_WORK TASK_: Make an exact copy of the entries that come next.

_ENTRIES SHOWN_:

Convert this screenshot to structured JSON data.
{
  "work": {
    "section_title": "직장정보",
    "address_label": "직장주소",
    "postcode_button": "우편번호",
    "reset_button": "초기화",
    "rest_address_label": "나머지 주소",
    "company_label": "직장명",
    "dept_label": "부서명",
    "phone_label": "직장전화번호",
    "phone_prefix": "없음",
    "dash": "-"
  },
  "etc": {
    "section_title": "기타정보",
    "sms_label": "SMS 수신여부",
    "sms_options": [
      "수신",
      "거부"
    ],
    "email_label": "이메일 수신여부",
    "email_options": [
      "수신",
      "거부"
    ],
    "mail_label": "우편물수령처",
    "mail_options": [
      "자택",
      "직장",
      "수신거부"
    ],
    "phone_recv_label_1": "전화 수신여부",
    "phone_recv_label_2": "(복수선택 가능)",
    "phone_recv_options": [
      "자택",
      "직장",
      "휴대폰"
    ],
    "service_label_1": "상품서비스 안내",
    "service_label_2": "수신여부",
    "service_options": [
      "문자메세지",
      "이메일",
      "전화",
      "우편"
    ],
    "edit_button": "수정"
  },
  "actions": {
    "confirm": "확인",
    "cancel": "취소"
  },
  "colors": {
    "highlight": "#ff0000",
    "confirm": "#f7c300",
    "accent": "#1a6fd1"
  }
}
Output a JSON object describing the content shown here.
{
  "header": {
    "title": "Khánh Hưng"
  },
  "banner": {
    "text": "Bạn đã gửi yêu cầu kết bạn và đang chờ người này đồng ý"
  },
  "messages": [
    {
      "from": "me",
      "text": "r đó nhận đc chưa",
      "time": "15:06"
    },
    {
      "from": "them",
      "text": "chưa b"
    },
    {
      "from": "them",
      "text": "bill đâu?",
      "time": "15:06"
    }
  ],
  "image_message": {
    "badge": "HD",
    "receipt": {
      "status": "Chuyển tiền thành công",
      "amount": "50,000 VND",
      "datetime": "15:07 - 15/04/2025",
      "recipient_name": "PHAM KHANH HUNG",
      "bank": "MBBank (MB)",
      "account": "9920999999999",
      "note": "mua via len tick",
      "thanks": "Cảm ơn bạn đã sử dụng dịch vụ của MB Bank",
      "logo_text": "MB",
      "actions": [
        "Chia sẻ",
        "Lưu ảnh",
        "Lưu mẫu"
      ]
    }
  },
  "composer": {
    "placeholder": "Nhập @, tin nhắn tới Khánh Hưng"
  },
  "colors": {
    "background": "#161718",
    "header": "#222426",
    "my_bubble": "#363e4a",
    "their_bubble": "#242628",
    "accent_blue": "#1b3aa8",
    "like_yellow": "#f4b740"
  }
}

_ANSWER BELOW_:
Convert this screenshot to structured JSON data.
{
  "work": {
    "section_title": "직장정보",
    "address_label": "직장주소",
    "postcode_button": "우편번호",
    "reset_button": "초기화",
    "rest_address_label": "나머지 주소",
    "company_label": "직장명",
    "dept_label": "부서명",
    "phone_label": "직장전화번호",
    "phone_prefix": "없음",
    "dash": "-"
  },
  "etc": {
    "section_title": "기타정보",
    "sms_label": "SMS 수신여부",
    "sms_options": [
      "수신",
      "거부"
    ],
    "email_label": "이메일 수신여부",
    "email_options": [
      "수신",
      "거부"
    ],
    "mail_label": "우편물수령처",
    "mail_options": [
      "자택",
      "직장",
      "수신거부"
    ],
    "phone_recv_label_1": "전화 수신여부",
    "phone_recv_label_2": "(복수선택 가능)",
    "phone_recv_options": [
      "자택",
      "직장",
      "휴대폰"
    ],
    "service_label_1": "상품서비스 안내",
    "service_label_2": "수신여부",
    "service_options": [
      "문자메세지",
      "이메일",
      "전화",
      "우편"
    ],
    "edit_button": "수정"
  },
  "actions": {
    "confirm": "확인",
    "cancel": "취소"
  },
  "colors": {
    "highlight": "#ff0000",
    "confirm": "#f7c300",
    "accent": "#1a6fd1"
  }
}
Output a JSON object describing the content shown here.
{
  "header": {
    "title": "Khánh Hưng"
  },
  "banner": {
    "text": "Bạn đã gửi yêu cầu kết bạn và đang chờ người này đồng ý"
  },
  "messages": [
    {
      "from": "me",
      "text": "r đó nhận đc chưa",
      "time": "15:06"
    },
    {
      "from": "them",
      "text": "chưa b"
    },
    {
      "from": "them",
      "text": "bill đâu?",
      "time": "15:06"
    }
  ],
  "image_message": {
    "badge": "HD",
    "receipt": {
      "status": "Chuyển tiền thành công",
      "amount": "50,000 VND",
      "datetime": "15:07 - 15/04/2025",
      "recipient_name": "PHAM KHANH HUNG",
      "bank": "MBBank (MB)",
      "account": "9920999999999",
      "note": "mua via len tick",
      "thanks": "Cảm ơn bạn đã sử dụng dịch vụ của MB Bank",
      "logo_text": "MB",
      "actions": [
        "Chia sẻ",
        "Lưu ảnh",
        "Lưu mẫu"
      ]
    }
  },
  "composer": {
    "placeholder": "Nhập @, tin nhắn tới Khánh Hưng"
  },
  "colors": {
    "background": "#161718",
    "header": "#222426",
    "my_bubble": "#363e4a",
    "their_bubble": "#242628",
    "accent_blue": "#1b3aa8",
    "like_yellow": "#f4b740"
  }
}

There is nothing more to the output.